I don't think it ever is (unless you are stuck in SQL Server 2000 and are looking for pity - don't worry, you'll have it). I would opt for statement-level
OPTION (RECOMPILE) every time. I'll quote the relevant bit from Paul White's blog post, Parameter Sniffing, Embedding, and the RECOMPILE Options:
When a parameter-sensitivity problem is encountered, a common piece of advice on forums and Q&A sites is to "use recompile" (assuming the other tuning options presented earlier are unsuitable). Unfortunately, that advice is often misinterpreted to mean adding WITH RECOMPILE option to the stored procedure.
Using WITH RECOMPILE effectively returns us to SQL Server 2000 behaviour, where the entire stored procedure is recompiled on every execution. A better alternative, on SQL Server 2005 and later, is to use the OPTION (RECOMPILE) query hint on just the statement that suffers from the parameter-sniffing problem. This query hint results in a recompilation of the problematic statement only; execution plans for other statements within the stored procedure are cached and reused as normal.
Using WITH RECOMPILE also means the compiled plan for the stored procedure is not cached. As a result, no performance information is maintained in DMVs such as sys.dm_exec_query_stats.
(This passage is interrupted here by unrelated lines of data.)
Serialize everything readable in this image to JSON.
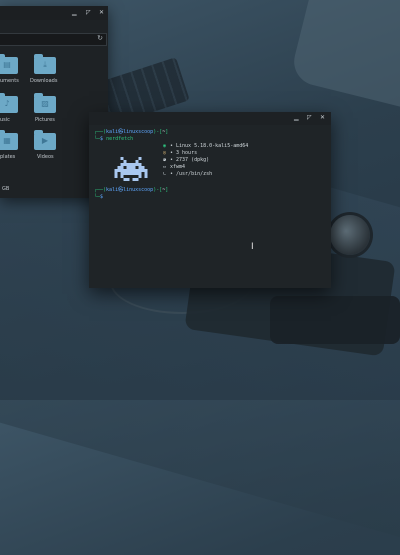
{
  "colors": {
    "prompt_green": "#2ec27e",
    "prompt_blue": "#5fa8ff",
    "folder": "#6da9c7",
    "window_bg": "#1f2427"
  },
  "file_manager": {
    "controls": [
      "minimize-icon",
      "maximize-icon",
      "close-icon"
    ],
    "refresh_icon": "refresh-icon",
    "folders": [
      {
        "label": "uments",
        "icon": "document-folder-icon"
      },
      {
        "label": "Downloads",
        "icon": "download-folder-icon"
      },
      {
        "label": "usic",
        "icon": "music-folder-icon"
      },
      {
        "label": "Pictures",
        "icon": "pictures-folder-icon"
      },
      {
        "label": "plates",
        "icon": "templates-folder-icon"
      },
      {
        "label": "Videos",
        "icon": "videos-folder-icon"
      }
    ],
    "status": "GB"
  },
  "terminal": {
    "controls": [
      "minimize-icon",
      "maximize-icon",
      "close-icon"
    ],
    "prompt": {
      "top_open": "┌──(",
      "user_host": "kali㉿linuxscoop",
      "top_close": ")-[",
      "dir": "~",
      "dir_close": "]",
      "bottom": "└─",
      "dollar": "$ "
    },
    "command": "nerdfetch",
    "info": [
      {
        "icon": "linux-icon",
        "glyph": "◉",
        "text": "• Linux 5.18.0-kali5-amd64"
      },
      {
        "icon": "uptime-icon",
        "glyph": "◎",
        "text": "• 3 hours"
      },
      {
        "icon": "packages-icon",
        "glyph": "◕",
        "text": "• 2737 (dpkg)"
      },
      {
        "icon": "wm-icon",
        "glyph": "▭",
        "text": "xfwm4"
      },
      {
        "icon": "shell-icon",
        "glyph": "∟",
        "text": "• /usr/bin/zsh"
      }
    ],
    "ascii_art": "space-invader-icon",
    "mouse_cursor": "text-cursor-icon"
  }
}
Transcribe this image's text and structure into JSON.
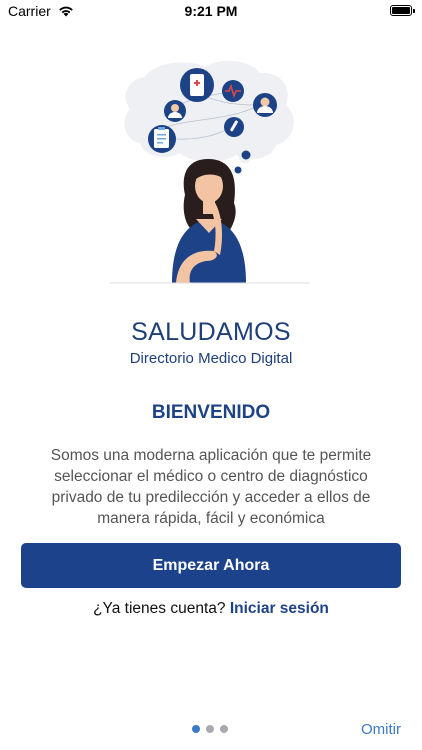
{
  "status_bar": {
    "carrier": "Carrier",
    "time": "9:21 PM"
  },
  "main": {
    "title": "SALUDAMOS",
    "subtitle": "Directorio Medico Digital",
    "welcome": "BIENVENIDO",
    "description": "Somos una moderna aplicación que te permite seleccionar el médico o centro de diagnóstico privado de tu predilección y acceder a ellos de manera rápida, fácil y económica",
    "start_button": "Empezar Ahora",
    "login_prompt": "¿Ya tienes cuenta?",
    "login_link": "Iniciar sesión"
  },
  "footer": {
    "skip": "Omitir",
    "pages": 3,
    "current_page": 1
  },
  "colors": {
    "primary": "#1b428a",
    "link": "#3a7bc8"
  }
}
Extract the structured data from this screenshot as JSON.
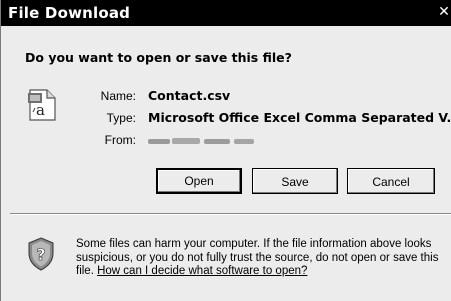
{
  "window": {
    "title": "File Download",
    "close_glyph": "✕"
  },
  "prompt": {
    "question": "Do you want to open or save this file?"
  },
  "file": {
    "icon": "csv-file-icon",
    "name_label": "Name:",
    "name_value": "Contact.csv",
    "type_label": "Type:",
    "type_value": "Microsoft Office Excel Comma Separated V...",
    "from_label": "From:"
  },
  "buttons": {
    "open": "Open",
    "save": "Save",
    "cancel": "Cancel"
  },
  "warning": {
    "icon": "shield-question-icon",
    "text": "Some files can harm your computer. If the file information above looks suspicious, or you do not fully trust the source, do not open or save this file. ",
    "link": "How can I decide what software to open?"
  }
}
Using the query hint instead means that a compiled plan can be cached, and performance information is available in the DMVs (though it is limited to the most recent execution, for the affected statement only).
For instances running at least SQL Server 2008 build 2746 (Service Pack 1 with Cumulative Update 5), using OPTION (RECOMPILE) has another significant advantage over WITH RECOMPILE: only OPTION (RECOMPILE) enables the Parameter Embedding Optimization.
You can read on in the post to learn about this optimization, or read the whole thing to learn more about parameter sniffing and the different ways you can change SQL Server's behavior.